The movement “Decent People“ has filed a criminal complaint against
Brno National Theatre director Martin Glaser, Croat director Oliver Frljich
and a group of actors over the showing of the controversial play “Our
Violence, Your Violence“ at the festival Theatre World in Brno.
The head of the movement, Zdeněk Pernica, says the complaint was made on the grounds of desecration.
The play, in which Jesus rapes a Moslem woman has raised controversy in the Czech Republic.
Members of the group "Decent People" disrupted a showing of the play on Sunday night, jumping up on the stage, throwing paper balls at the actors and forming a human barrier to try to prevent the audience from watching the performance. They were eventually led out by the police.

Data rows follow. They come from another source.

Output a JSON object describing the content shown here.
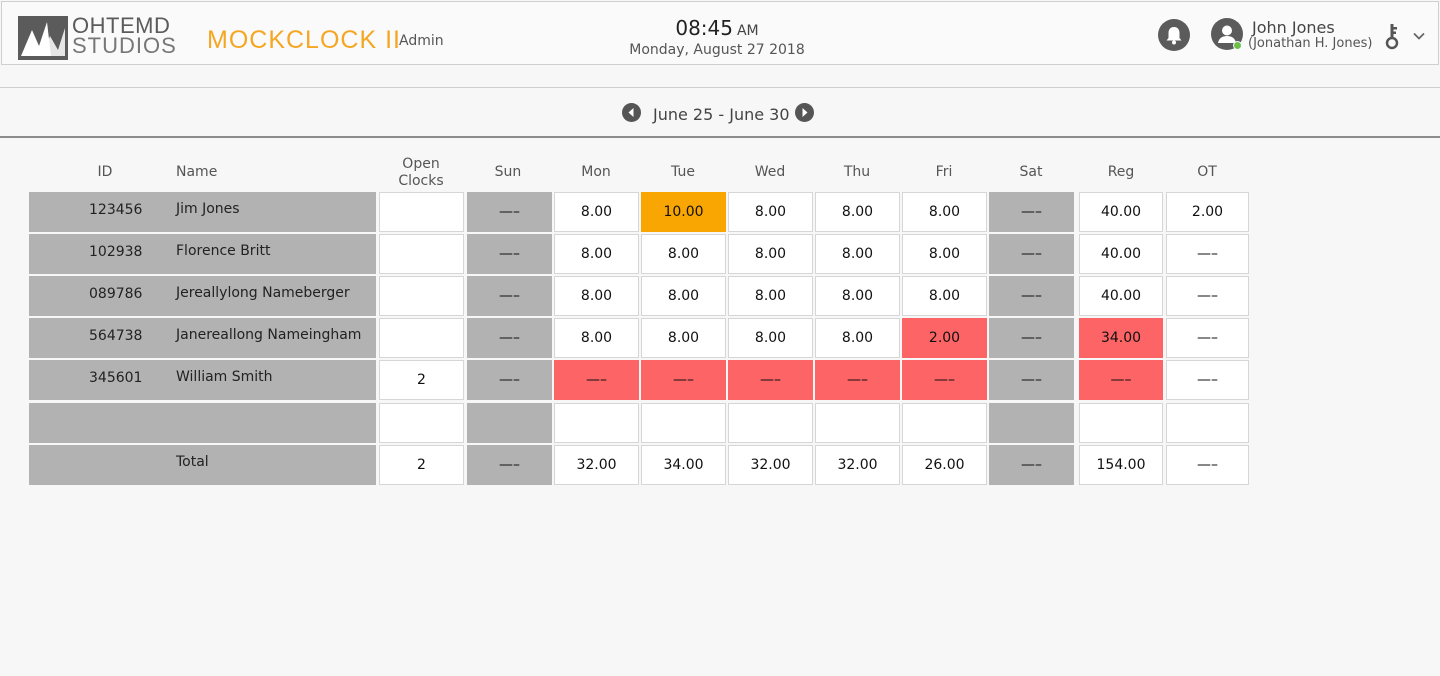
{
  "header": {
    "logo_line1": "OHTEMD",
    "logo_line2": "STUDIOS",
    "app_title": "MOCKCLOCK II",
    "role": "Admin",
    "time": "08:45",
    "ampm": "AM",
    "date": "Monday, August 27 2018",
    "user_name": "John Jones",
    "user_full": "(Jonathan H. Jones)",
    "icons": {
      "notifications": "bell-icon",
      "user": "user-avatar-icon",
      "key": "key-icon",
      "menu": "chevron-down-icon"
    }
  },
  "week": {
    "label": "June 25 - June 30",
    "prev_icon": "arrow-left-circle-icon",
    "next_icon": "arrow-right-circle-icon"
  },
  "columns": {
    "id": "ID",
    "name": "Name",
    "open_clocks_1": "Open",
    "open_clocks_2": "Clocks",
    "sun": "Sun",
    "mon": "Mon",
    "tue": "Tue",
    "wed": "Wed",
    "thu": "Thu",
    "fri": "Fri",
    "sat": "Sat",
    "reg": "Reg",
    "ot": "OT"
  },
  "colors": {
    "accent": "#f5a623",
    "warning": "#f9a602",
    "error": "#fc6465",
    "inactive": "#b2b2b2"
  },
  "rows": [
    {
      "id": "123456",
      "name": "Jim Jones",
      "open": "",
      "sun": "—–",
      "mon": "8.00",
      "tue": "10.00",
      "wed": "8.00",
      "thu": "8.00",
      "fri": "8.00",
      "sat": "—–",
      "reg": "40.00",
      "ot": "2.00",
      "tue_status": "warning"
    },
    {
      "id": "102938",
      "name": "Florence Britt",
      "open": "",
      "sun": "—–",
      "mon": "8.00",
      "tue": "8.00",
      "wed": "8.00",
      "thu": "8.00",
      "fri": "8.00",
      "sat": "—–",
      "reg": "40.00",
      "ot": "—–"
    },
    {
      "id": "089786",
      "name": "Jereallylong Nameberger",
      "open": "",
      "sun": "—–",
      "mon": "8.00",
      "tue": "8.00",
      "wed": "8.00",
      "thu": "8.00",
      "fri": "8.00",
      "sat": "—–",
      "reg": "40.00",
      "ot": "—–"
    },
    {
      "id": "564738",
      "name": "Janereallong Nameingham",
      "open": "",
      "sun": "—–",
      "mon": "8.00",
      "tue": "8.00",
      "wed": "8.00",
      "thu": "8.00",
      "fri": "2.00",
      "sat": "—–",
      "reg": "34.00",
      "ot": "—–",
      "fri_status": "error",
      "reg_status": "error"
    },
    {
      "id": "345601",
      "name": "William Smith",
      "open": "2",
      "sun": "—–",
      "mon": "—–",
      "tue": "—–",
      "wed": "—–",
      "thu": "—–",
      "fri": "—–",
      "sat": "—–",
      "reg": "—–",
      "ot": "—–",
      "mon_status": "error",
      "tue_status": "error",
      "wed_status": "error",
      "thu_status": "error",
      "fri_status": "error",
      "reg_status": "error"
    },
    {
      "id": "",
      "name": "",
      "open": "",
      "sun": "",
      "mon": "",
      "tue": "",
      "wed": "",
      "thu": "",
      "fri": "",
      "sat": "",
      "reg": "",
      "ot": ""
    }
  ],
  "total": {
    "label": "Total",
    "open": "2",
    "sun": "—–",
    "mon": "32.00",
    "tue": "34.00",
    "wed": "32.00",
    "thu": "32.00",
    "fri": "26.00",
    "sat": "—–",
    "reg": "154.00",
    "ot": "—–"
  }
}
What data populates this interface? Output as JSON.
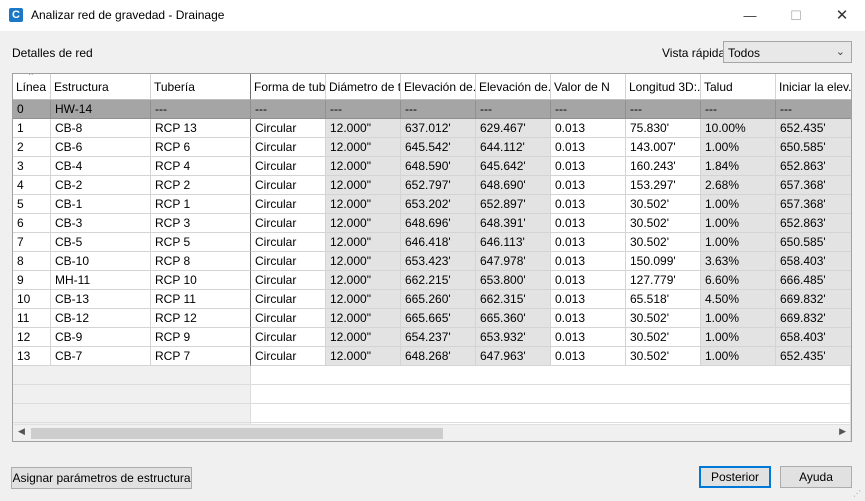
{
  "window": {
    "title": "Analizar red de gravedad - Drainage",
    "icon_letter": "C",
    "minimize": "—",
    "maximize": "☐",
    "close": "✕"
  },
  "section_label": "Detalles de red",
  "quick_view": {
    "label": "Vista rápida",
    "value": "Todos"
  },
  "table": {
    "columns": [
      "Línea",
      "Estructura",
      "Tubería",
      "Forma de tub...",
      "Diámetro de t...",
      "Elevación de...",
      "Elevación de...",
      "Valor de N",
      "Longitud 3D:...",
      "Talud",
      "Iniciar la elev..."
    ],
    "rows": [
      [
        "0",
        "HW-14",
        "---",
        "---",
        "---",
        "---",
        "---",
        "---",
        "---",
        "---",
        "---"
      ],
      [
        "1",
        "CB-8",
        "RCP 13",
        "Circular",
        "12.000\"",
        "637.012'",
        "629.467'",
        "0.013",
        "75.830'",
        "10.00%",
        "652.435'"
      ],
      [
        "2",
        "CB-6",
        "RCP 6",
        "Circular",
        "12.000\"",
        "645.542'",
        "644.112'",
        "0.013",
        "143.007'",
        "1.00%",
        "650.585'"
      ],
      [
        "3",
        "CB-4",
        "RCP 4",
        "Circular",
        "12.000\"",
        "648.590'",
        "645.642'",
        "0.013",
        "160.243'",
        "1.84%",
        "652.863'"
      ],
      [
        "4",
        "CB-2",
        "RCP 2",
        "Circular",
        "12.000\"",
        "652.797'",
        "648.690'",
        "0.013",
        "153.297'",
        "2.68%",
        "657.368'"
      ],
      [
        "5",
        "CB-1",
        "RCP 1",
        "Circular",
        "12.000\"",
        "653.202'",
        "652.897'",
        "0.013",
        "30.502'",
        "1.00%",
        "657.368'"
      ],
      [
        "6",
        "CB-3",
        "RCP 3",
        "Circular",
        "12.000\"",
        "648.696'",
        "648.391'",
        "0.013",
        "30.502'",
        "1.00%",
        "652.863'"
      ],
      [
        "7",
        "CB-5",
        "RCP 5",
        "Circular",
        "12.000\"",
        "646.418'",
        "646.113'",
        "0.013",
        "30.502'",
        "1.00%",
        "650.585'"
      ],
      [
        "8",
        "CB-10",
        "RCP 8",
        "Circular",
        "12.000\"",
        "653.423'",
        "647.978'",
        "0.013",
        "150.099'",
        "3.63%",
        "658.403'"
      ],
      [
        "9",
        "MH-11",
        "RCP 10",
        "Circular",
        "12.000\"",
        "662.215'",
        "653.800'",
        "0.013",
        "127.779'",
        "6.60%",
        "666.485'"
      ],
      [
        "10",
        "CB-13",
        "RCP 11",
        "Circular",
        "12.000\"",
        "665.260'",
        "662.315'",
        "0.013",
        "65.518'",
        "4.50%",
        "669.832'"
      ],
      [
        "11",
        "CB-12",
        "RCP 12",
        "Circular",
        "12.000\"",
        "665.665'",
        "665.360'",
        "0.013",
        "30.502'",
        "1.00%",
        "669.832'"
      ],
      [
        "12",
        "CB-9",
        "RCP 9",
        "Circular",
        "12.000\"",
        "654.237'",
        "653.932'",
        "0.013",
        "30.502'",
        "1.00%",
        "658.403'"
      ],
      [
        "13",
        "CB-7",
        "RCP 7",
        "Circular",
        "12.000\"",
        "648.268'",
        "647.963'",
        "0.013",
        "30.502'",
        "1.00%",
        "652.435'"
      ]
    ],
    "selected_row": 0
  },
  "buttons": {
    "assign": "Asignar parámetros de estructura",
    "posterior": "Posterior",
    "ayuda": "Ayuda"
  },
  "colors": {
    "accent": "#0078d7",
    "selected_row": "#a5a5a5",
    "readonly_cell": "#e3e3e3"
  }
}
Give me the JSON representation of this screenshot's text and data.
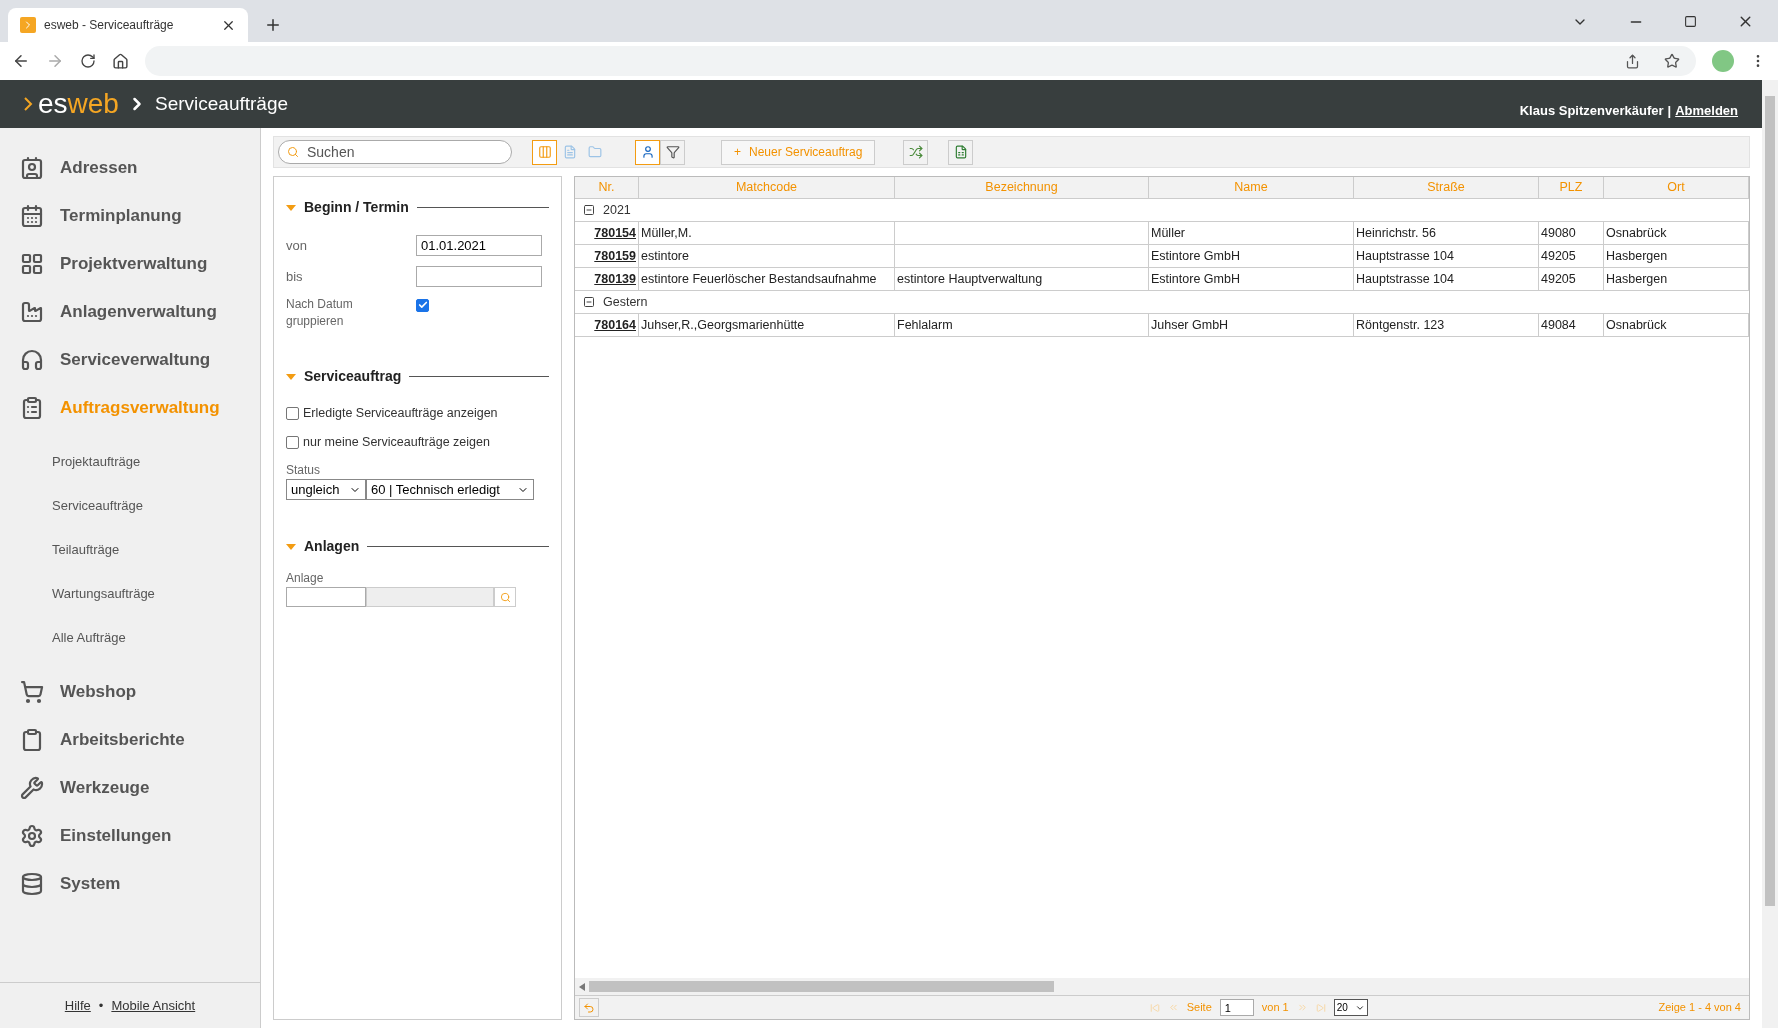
{
  "browser": {
    "tab_title": "esweb - Serviceaufträge"
  },
  "header": {
    "logo_a": "es",
    "logo_b": "web",
    "breadcrumb": "Serviceaufträge",
    "user": "Klaus Spitzenverkäufer",
    "separator": "|",
    "logout": "Abmelden"
  },
  "sidebar": {
    "items": [
      {
        "label": "Adressen",
        "selected": false
      },
      {
        "label": "Terminplanung",
        "selected": false
      },
      {
        "label": "Projektverwaltung",
        "selected": false
      },
      {
        "label": "Anlagenverwaltung",
        "selected": false
      },
      {
        "label": "Serviceverwaltung",
        "selected": false
      },
      {
        "label": "Auftragsverwaltung",
        "selected": true,
        "children": [
          {
            "label": "Projektaufträge"
          },
          {
            "label": "Serviceaufträge"
          },
          {
            "label": "Teilaufträge"
          },
          {
            "label": "Wartungsaufträge"
          },
          {
            "label": "Alle Aufträge"
          }
        ]
      },
      {
        "label": "Webshop",
        "selected": false
      },
      {
        "label": "Arbeitsberichte",
        "selected": false
      },
      {
        "label": "Werkzeuge",
        "selected": false
      },
      {
        "label": "Einstellungen",
        "selected": false
      },
      {
        "label": "System",
        "selected": false
      }
    ],
    "footer": {
      "links": [
        "Hilfe",
        "Mobile Ansicht"
      ],
      "separator": "•"
    }
  },
  "toolbar": {
    "search_placeholder": "Suchen",
    "views": [
      {
        "selected": true
      },
      {
        "selected": false
      },
      {
        "selected": false
      }
    ],
    "filters": [
      {
        "selected": true
      },
      {
        "selected": false
      }
    ],
    "new_button": {
      "icon": "+",
      "label": "Neuer Serviceauftrag"
    }
  },
  "filter": {
    "date": {
      "title": "Beginn / Termin",
      "from_label": "von",
      "from_value": "01.01.2021",
      "to_label": "bis",
      "group_label": "Nach Datum gruppieren",
      "group_checked": true
    },
    "order": {
      "title": "Serviceauftrag",
      "options": [
        {
          "label": "Erledigte Serviceaufträge anzeigen",
          "checked": false
        },
        {
          "label": "nur meine Serviceaufträge zeigen",
          "checked": false
        }
      ],
      "status_label": "Status",
      "operator": "ungleich",
      "status": "60 | Technisch erledigt"
    },
    "plant": {
      "title": "Anlagen",
      "label": "Anlage"
    }
  },
  "table": {
    "columns": [
      "Nr.",
      "Matchcode",
      "Bezeichnung",
      "Name",
      "Straße",
      "PLZ",
      "Ort"
    ],
    "groups": [
      {
        "label": "2021",
        "expanded": true,
        "rows": [
          [
            "780154",
            "Müller,M.",
            "",
            "Müller",
            "Heinrichstr. 56",
            "49080",
            "Osnabrück"
          ],
          [
            "780159",
            "estintore",
            "",
            "Estintore GmbH",
            "Hauptstrasse 104",
            "49205",
            "Hasbergen"
          ],
          [
            "780139",
            "estintore Feuerlöscher Bestandsaufnahme",
            "estintore Hauptverwaltung",
            "Estintore GmbH",
            "Hauptstrasse 104",
            "49205",
            "Hasbergen"
          ]
        ]
      },
      {
        "label": "Gestern",
        "expanded": true,
        "rows": [
          [
            "780164",
            "Juhser,R.,Georgsmarienhütte",
            "Fehlalarm",
            "Juhser GmbH",
            "Röntgenstr. 123",
            "49084",
            "Osnabrück"
          ]
        ]
      }
    ]
  },
  "pager": {
    "page_label": "Seite",
    "page": "1",
    "of": "von 1",
    "size": "20",
    "summary": "Zeige 1 - 4 von 4"
  }
}
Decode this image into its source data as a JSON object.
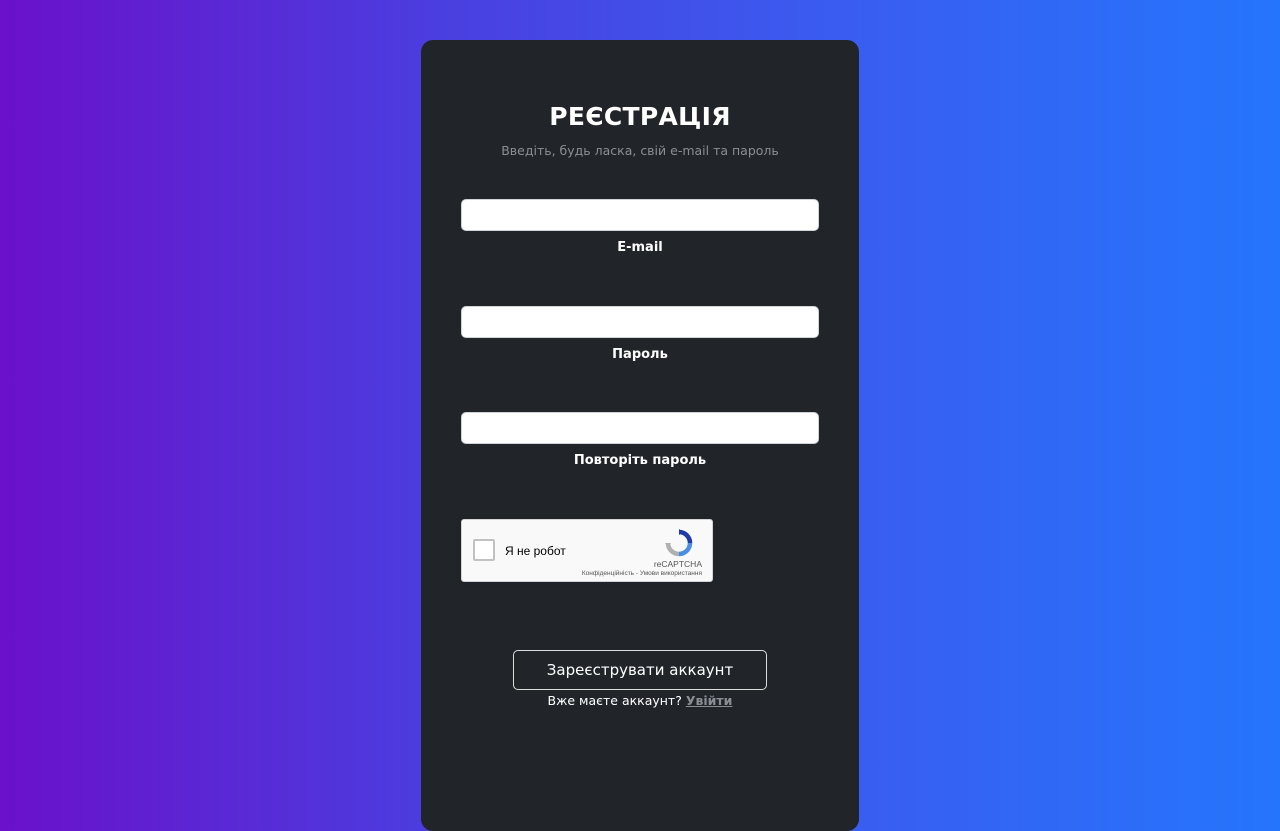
{
  "form": {
    "title": "РЕЄСТРАЦІЯ",
    "subtitle": "Введіть, будь ласка, свій e-mail та пароль",
    "fields": [
      {
        "label": "E-mail",
        "value": "",
        "placeholder": ""
      },
      {
        "label": "Пароль",
        "value": "",
        "placeholder": ""
      },
      {
        "label": "Повторіть пароль",
        "value": "",
        "placeholder": ""
      }
    ]
  },
  "captcha": {
    "label": "Я не робот",
    "brand": "reCAPTCHA",
    "privacy_link": "Конфіденційність",
    "separator": " - ",
    "terms_link": "Умови використання",
    "checked": false
  },
  "actions": {
    "submit_label": "Зареєструвати аккаунт",
    "login_prompt": "Вже маєте аккаунт?",
    "login_link": "Увійти"
  },
  "colors": {
    "gradient_start": "#6a11cb",
    "gradient_end": "#2575fc",
    "card_bg": "#212529",
    "muted_text": "#8a8f96"
  }
}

The South-Moravian region has indicated it will cut the planned subsidy to
the Festival Theatre World Brno because of two controversial plays
performed within this particular cultural event.
Spokeswoman Monika Brindzáková told the ctk news agency on Monday that governor Bohumil Šimek would propose exempting the two controversial theatre plays from the subsidy package.
They are the Croat play Our violence, Your Volence, which caused protests in Brno on Sunday and the play Damnation, both directed by Oliver Frljich.
The head of the National Theatre Brno, Martin Glaser, who slammed the show of intolerance during a performance of the play Our violence, Your violence on Sunday night, said this would not present a problem since the plays would be covered by a subsidy from the Czech Ministry of Culture.
The head of the National Theatre Brno, Martin Glaser, has slammed the show
of intolerance during a performance of the play Our violence, Your violence
by Croat director Oliver Frljich at the Goose on a String Theatre in Brno
on Saturday night. Glaser said he considered the incident a serious warning
regarding the state of Czech society, adding that it reminded him of scenes
in films documenting the rise of fascism.
Around 30 protesters disrupted the performance, forcing their way on stage where they formed a human barrier to prevent the audience from watching, blew whistles and threw paper balls at the actors. They were eventually evicted by members of the Brno anti-conflict police team. The performance resumed after about an hour.
The play, in which Jesus rapes a Moslim woman, has raised controversy in other countries as well. The Czech Catholic Church has vehemently protested against its showing.
Prague to finish reconstructing Kafka’s house in May
Underwater remains of Prague’s first bridge explored by researchers
The 1946 US operation that proved a propaganda coup for Czechoslovakia’s Communists
Why is it so hard to remove a Czech president?
Major renovation planned for Prague’s Masaryk train station